## ACTION ITEM
Copy each line of the entries below that contains the string "podání".

## DATA TO PROCESS
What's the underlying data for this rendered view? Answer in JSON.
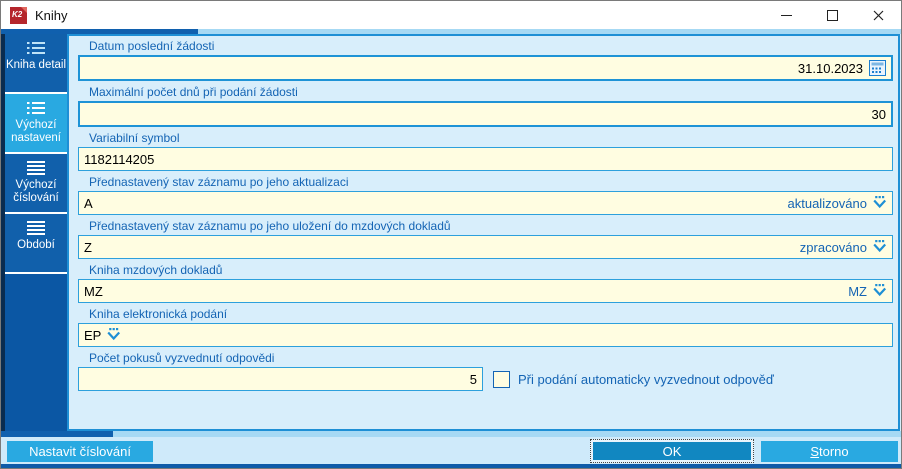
{
  "window": {
    "title": "Knihy"
  },
  "sidebar": {
    "items": [
      {
        "label": "Kniha detail",
        "active": false
      },
      {
        "label": "Výchozí nastavení",
        "active": true
      },
      {
        "label": "Výchozí číslování",
        "active": false
      },
      {
        "label": "Období",
        "active": false
      }
    ]
  },
  "form": {
    "fields": [
      {
        "label": "Datum poslední žádosti",
        "value": "31.10.2023"
      },
      {
        "label": "Maximální počet dnů při podání žádosti",
        "value": "30"
      },
      {
        "label": "Variabilní symbol",
        "value": "1182114205"
      },
      {
        "label": "Přednastavený stav záznamu po jeho aktualizaci",
        "value": "A",
        "display": "aktualizováno"
      },
      {
        "label": "Přednastavený stav záznamu po jeho uložení do mzdových dokladů",
        "value": "Z",
        "display": "zpracováno"
      },
      {
        "label": "Kniha mzdových dokladů",
        "value": "MZ",
        "display": "MZ"
      },
      {
        "label": "Kniha elektronická podání",
        "value": "EP",
        "display": ""
      },
      {
        "label": "Počet pokusů vyzvednutí odpovědi",
        "value": "5"
      }
    ],
    "checkbox": {
      "label": "Při podání automaticky vyzvednout odpověď",
      "checked": false
    }
  },
  "footer": {
    "buttons": [
      {
        "label": "Nastavit číslování"
      },
      {
        "label": "OK"
      },
      {
        "label": "Storno"
      }
    ]
  },
  "colors": {
    "accent": "#29a9e1",
    "sidebar": "#0b57a4",
    "field_bg": "#fffde1",
    "field_border": "#2da0dc",
    "label_text": "#1464b4",
    "ok_button": "#1187c1"
  }
}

## RESULT OF THE TASK
        "label": "Maximální počet dnů při podání žádosti",
        "label": "Kniha elektronická podání",
      "label": "Při podání automaticky vyzvednout odpověď",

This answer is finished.